Your goal |
Please write out the data below once more, exactly as it stands.

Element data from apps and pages
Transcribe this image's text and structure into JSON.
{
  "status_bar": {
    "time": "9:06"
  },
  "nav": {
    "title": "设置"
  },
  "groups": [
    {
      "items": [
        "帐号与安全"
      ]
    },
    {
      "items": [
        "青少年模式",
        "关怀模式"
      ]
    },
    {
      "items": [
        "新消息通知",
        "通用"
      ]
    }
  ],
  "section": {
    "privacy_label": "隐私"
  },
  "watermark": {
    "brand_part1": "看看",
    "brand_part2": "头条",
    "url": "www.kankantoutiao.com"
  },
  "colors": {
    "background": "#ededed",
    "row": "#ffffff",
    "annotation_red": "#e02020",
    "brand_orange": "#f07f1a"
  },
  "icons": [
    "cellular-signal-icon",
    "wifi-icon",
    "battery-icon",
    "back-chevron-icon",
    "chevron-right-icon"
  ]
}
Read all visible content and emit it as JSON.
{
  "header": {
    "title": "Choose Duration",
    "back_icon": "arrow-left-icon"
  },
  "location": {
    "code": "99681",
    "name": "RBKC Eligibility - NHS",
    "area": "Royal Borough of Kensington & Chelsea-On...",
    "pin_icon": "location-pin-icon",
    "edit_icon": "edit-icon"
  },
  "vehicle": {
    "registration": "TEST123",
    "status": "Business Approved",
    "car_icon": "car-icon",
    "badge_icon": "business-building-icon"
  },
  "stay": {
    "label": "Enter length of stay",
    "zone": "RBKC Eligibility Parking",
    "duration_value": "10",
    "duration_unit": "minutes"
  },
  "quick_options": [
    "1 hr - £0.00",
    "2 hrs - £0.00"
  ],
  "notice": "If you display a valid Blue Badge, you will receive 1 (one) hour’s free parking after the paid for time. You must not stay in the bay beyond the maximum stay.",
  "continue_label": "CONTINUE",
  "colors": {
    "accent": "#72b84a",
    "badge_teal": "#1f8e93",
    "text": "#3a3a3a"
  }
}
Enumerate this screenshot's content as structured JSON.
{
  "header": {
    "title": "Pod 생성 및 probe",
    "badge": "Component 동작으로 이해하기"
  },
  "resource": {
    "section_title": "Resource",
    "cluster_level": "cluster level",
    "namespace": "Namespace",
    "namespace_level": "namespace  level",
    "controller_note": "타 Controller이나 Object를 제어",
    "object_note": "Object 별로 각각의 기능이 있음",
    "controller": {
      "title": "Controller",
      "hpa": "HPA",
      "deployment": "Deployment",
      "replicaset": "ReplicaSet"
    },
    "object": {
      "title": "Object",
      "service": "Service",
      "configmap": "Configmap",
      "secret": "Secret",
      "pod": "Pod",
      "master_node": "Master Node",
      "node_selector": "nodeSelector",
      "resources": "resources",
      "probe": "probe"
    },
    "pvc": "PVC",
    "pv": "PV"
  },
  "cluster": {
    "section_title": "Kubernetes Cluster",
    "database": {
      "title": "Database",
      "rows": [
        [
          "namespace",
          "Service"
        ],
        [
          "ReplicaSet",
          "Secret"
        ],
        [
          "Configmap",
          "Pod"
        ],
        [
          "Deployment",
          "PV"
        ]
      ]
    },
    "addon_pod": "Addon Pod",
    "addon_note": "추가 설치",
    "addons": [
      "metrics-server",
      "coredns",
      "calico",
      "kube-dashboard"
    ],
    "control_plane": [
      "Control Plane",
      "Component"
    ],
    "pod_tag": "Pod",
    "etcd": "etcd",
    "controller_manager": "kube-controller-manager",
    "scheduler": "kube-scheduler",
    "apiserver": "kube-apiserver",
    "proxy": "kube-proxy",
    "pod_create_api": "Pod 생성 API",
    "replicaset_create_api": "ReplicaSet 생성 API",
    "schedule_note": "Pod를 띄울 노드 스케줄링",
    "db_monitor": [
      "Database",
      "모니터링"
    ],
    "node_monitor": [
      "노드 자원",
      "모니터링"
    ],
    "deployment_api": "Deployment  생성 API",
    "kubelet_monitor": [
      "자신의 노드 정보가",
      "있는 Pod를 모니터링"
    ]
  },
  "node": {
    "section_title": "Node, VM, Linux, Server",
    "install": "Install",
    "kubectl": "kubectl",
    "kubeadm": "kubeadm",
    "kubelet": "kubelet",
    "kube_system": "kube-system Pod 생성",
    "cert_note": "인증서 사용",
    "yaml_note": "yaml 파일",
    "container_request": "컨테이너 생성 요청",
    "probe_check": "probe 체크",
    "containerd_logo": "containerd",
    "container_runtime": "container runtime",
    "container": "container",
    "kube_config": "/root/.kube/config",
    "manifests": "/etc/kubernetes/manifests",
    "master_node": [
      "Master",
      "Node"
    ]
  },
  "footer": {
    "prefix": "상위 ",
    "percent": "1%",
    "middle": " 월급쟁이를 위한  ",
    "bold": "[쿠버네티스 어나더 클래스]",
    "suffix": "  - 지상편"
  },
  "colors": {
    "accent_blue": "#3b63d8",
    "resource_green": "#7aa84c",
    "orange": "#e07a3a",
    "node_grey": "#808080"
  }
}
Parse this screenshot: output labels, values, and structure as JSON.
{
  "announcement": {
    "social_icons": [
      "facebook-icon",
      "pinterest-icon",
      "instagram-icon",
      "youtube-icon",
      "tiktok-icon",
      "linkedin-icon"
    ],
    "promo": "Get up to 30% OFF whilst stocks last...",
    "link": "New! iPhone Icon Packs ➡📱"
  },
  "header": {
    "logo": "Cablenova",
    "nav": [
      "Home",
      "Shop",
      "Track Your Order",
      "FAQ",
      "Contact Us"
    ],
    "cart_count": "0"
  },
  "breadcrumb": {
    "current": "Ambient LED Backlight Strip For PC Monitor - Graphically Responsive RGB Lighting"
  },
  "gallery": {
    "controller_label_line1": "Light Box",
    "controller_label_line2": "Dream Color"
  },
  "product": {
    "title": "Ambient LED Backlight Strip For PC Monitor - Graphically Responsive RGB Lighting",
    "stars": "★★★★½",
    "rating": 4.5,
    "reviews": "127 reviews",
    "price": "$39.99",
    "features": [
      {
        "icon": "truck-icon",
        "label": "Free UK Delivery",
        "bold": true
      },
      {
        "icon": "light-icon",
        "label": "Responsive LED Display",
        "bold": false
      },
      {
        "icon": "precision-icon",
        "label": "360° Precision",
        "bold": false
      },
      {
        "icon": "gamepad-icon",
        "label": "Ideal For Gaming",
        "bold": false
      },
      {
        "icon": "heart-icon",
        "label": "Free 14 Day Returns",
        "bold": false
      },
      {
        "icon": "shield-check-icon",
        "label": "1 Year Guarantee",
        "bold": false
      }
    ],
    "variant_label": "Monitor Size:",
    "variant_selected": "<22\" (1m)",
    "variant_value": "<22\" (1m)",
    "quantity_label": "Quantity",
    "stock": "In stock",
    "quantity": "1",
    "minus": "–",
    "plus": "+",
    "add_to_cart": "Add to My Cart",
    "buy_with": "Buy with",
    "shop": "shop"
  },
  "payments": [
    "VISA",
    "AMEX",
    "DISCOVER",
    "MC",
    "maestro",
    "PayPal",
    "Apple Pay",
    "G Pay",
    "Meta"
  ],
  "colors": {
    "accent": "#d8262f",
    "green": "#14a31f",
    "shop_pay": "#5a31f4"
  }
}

Solution |
Transcribe this image's text and structure into JSON.
{
  "status_bar": {
    "time": "9:06"
  },
  "nav": {
    "title": "设置"
  },
  "groups": [
    {
      "items": [
        "帐号与安全"
      ]
    },
    {
      "items": [
        "青少年模式",
        "关怀模式"
      ]
    },
    {
      "items": [
        "新消息通知",
        "通用"
      ]
    }
  ],
  "section": {
    "privacy_label": "隐私"
  },
  "watermark": {
    "brand_part1": "看看",
    "brand_part2": "头条",
    "url": "www.kankantoutiao.com"
  },
  "colors": {
    "background": "#ededed",
    "row": "#ffffff",
    "annotation_red": "#e02020",
    "brand_orange": "#f07f1a"
  },
  "icons": [
    "cellular-signal-icon",
    "wifi-icon",
    "battery-icon",
    "back-chevron-icon",
    "chevron-right-icon"
  ]
}
Read all visible content and emit it as JSON.
{
  "header": {
    "title": "Choose Duration",
    "back_icon": "arrow-left-icon"
  },
  "location": {
    "code": "99681",
    "name": "RBKC Eligibility - NHS",
    "area": "Royal Borough of Kensington & Chelsea-On...",
    "pin_icon": "location-pin-icon",
    "edit_icon": "edit-icon"
  },
  "vehicle": {
    "registration": "TEST123",
    "status": "Business Approved",
    "car_icon": "car-icon",
    "badge_icon": "business-building-icon"
  },
  "stay": {
    "label": "Enter length of stay",
    "zone": "RBKC Eligibility Parking",
    "duration_value": "10",
    "duration_unit": "minutes"
  },
  "quick_options": [
    "1 hr - £0.00",
    "2 hrs - £0.00"
  ],
  "notice": "If you display a valid Blue Badge, you will receive 1 (one) hour’s free parking after the paid for time. You must not stay in the bay beyond the maximum stay.",
  "continue_label": "CONTINUE",
  "colors": {
    "accent": "#72b84a",
    "badge_teal": "#1f8e93",
    "text": "#3a3a3a"
  }
}
Enumerate this screenshot's content as structured JSON.
{
  "header": {
    "title": "Pod 생성 및 probe",
    "badge": "Component 동작으로 이해하기"
  },
  "resource": {
    "section_title": "Resource",
    "cluster_level": "cluster level",
    "namespace": "Namespace",
    "namespace_level": "namespace  level",
    "controller_note": "타 Controller이나 Object를 제어",
    "object_note": "Object 별로 각각의 기능이 있음",
    "controller": {
      "title": "Controller",
      "hpa": "HPA",
      "deployment": "Deployment",
      "replicaset": "ReplicaSet"
    },
    "object": {
      "title": "Object",
      "service": "Service",
      "configmap": "Configmap",
      "secret": "Secret",
      "pod": "Pod",
      "master_node": "Master Node",
      "node_selector": "nodeSelector",
      "resources": "resources",
      "probe": "probe"
    },
    "pvc": "PVC",
    "pv": "PV"
  },
  "cluster": {
    "section_title": "Kubernetes Cluster",
    "database": {
      "title": "Database",
      "rows": [
        [
          "namespace",
          "Service"
        ],
        [
          "ReplicaSet",
          "Secret"
        ],
        [
          "Configmap",
          "Pod"
        ],
        [
          "Deployment",
          "PV"
        ]
      ]
    },
    "addon_pod": "Addon Pod",
    "addon_note": "추가 설치",
    "addons": [
      "metrics-server",
      "coredns",
      "calico",
      "kube-dashboard"
    ],
    "control_plane": [
      "Control Plane",
      "Component"
    ],
    "pod_tag": "Pod",
    "etcd": "etcd",
    "controller_manager": "kube-controller-manager",
    "scheduler": "kube-scheduler",
    "apiserver": "kube-apiserver",
    "proxy": "kube-proxy",
    "pod_create_api": "Pod 생성 API",
    "replicaset_create_api": "ReplicaSet 생성 API",
    "schedule_note": "Pod를 띄울 노드 스케줄링",
    "db_monitor": [
      "Database",
      "모니터링"
    ],
    "node_monitor": [
      "노드 자원",
      "모니터링"
    ],
    "deployment_api": "Deployment  생성 API",
    "kubelet_monitor": [
      "자신의 노드 정보가",
      "있는 Pod를 모니터링"
    ]
  },
  "node": {
    "section_title": "Node, VM, Linux, Server",
    "install": "Install",
    "kubectl": "kubectl",
    "kubeadm": "kubeadm",
    "kubelet": "kubelet",
    "kube_system": "kube-system Pod 생성",
    "cert_note": "인증서 사용",
    "yaml_note": "yaml 파일",
    "container_request": "컨테이너 생성 요청",
    "probe_check": "probe 체크",
    "containerd_logo": "containerd",
    "container_runtime": "container runtime",
    "container": "container",
    "kube_config": "/root/.kube/config",
    "manifests": "/etc/kubernetes/manifests",
    "master_node": [
      "Master",
      "Node"
    ]
  },
  "footer": {
    "prefix": "상위 ",
    "percent": "1%",
    "middle": " 월급쟁이를 위한  ",
    "bold": "[쿠버네티스 어나더 클래스]",
    "suffix": "  - 지상편"
  },
  "colors": {
    "accent_blue": "#3b63d8",
    "resource_green": "#7aa84c",
    "orange": "#e07a3a",
    "node_grey": "#808080"
  }
}
Parse this screenshot: output labels, values, and structure as JSON.
{
  "announcement": {
    "social_icons": [
      "facebook-icon",
      "pinterest-icon",
      "instagram-icon",
      "youtube-icon",
      "tiktok-icon",
      "linkedin-icon"
    ],
    "promo": "Get up to 30% OFF whilst stocks last...",
    "link": "New! iPhone Icon Packs ➡📱"
  },
  "header": {
    "logo": "Cablenova",
    "nav": [
      "Home",
      "Shop",
      "Track Your Order",
      "FAQ",
      "Contact Us"
    ],
    "cart_count": "0"
  },
  "breadcrumb": {
    "current": "Ambient LED Backlight Strip For PC Monitor - Graphically Responsive RGB Lighting"
  },
  "gallery": {
    "controller_label_line1": "Light Box",
    "controller_label_line2": "Dream Color"
  },
  "product": {
    "title": "Ambient LED Backlight Strip For PC Monitor - Graphically Responsive RGB Lighting",
    "stars": "★★★★½",
    "rating": 4.5,
    "reviews": "127 reviews",
    "price": "$39.99",
    "features": [
      {
        "icon": "truck-icon",
        "label": "Free UK Delivery",
        "bold": true
      },
      {
        "icon": "light-icon",
        "label": "Responsive LED Display",
        "bold": false
      },
      {
        "icon": "precision-icon",
        "label": "360° Precision",
        "bold": false
      },
      {
        "icon": "gamepad-icon",
        "label": "Ideal For Gaming",
        "bold": false
      },
      {
        "icon": "heart-icon",
        "label": "Free 14 Day Returns",
        "bold": false
      },
      {
        "icon": "shield-check-icon",
        "label": "1 Year Guarantee",
        "bold": false
      }
    ],
    "variant_label": "Monitor Size:",
    "variant_selected": "<22\" (1m)",
    "variant_value": "<22\" (1m)",
    "quantity_label": "Quantity",
    "stock": "In stock",
    "quantity": "1",
    "minus": "–",
    "plus": "+",
    "add_to_cart": "Add to My Cart",
    "buy_with": "Buy with",
    "shop": "shop"
  },
  "payments": [
    "VISA",
    "AMEX",
    "DISCOVER",
    "MC",
    "maestro",
    "PayPal",
    "Apple Pay",
    "G Pay",
    "Meta"
  ],
  "colors": {
    "accent": "#d8262f",
    "green": "#14a31f",
    "shop_pay": "#5a31f4"
  }
}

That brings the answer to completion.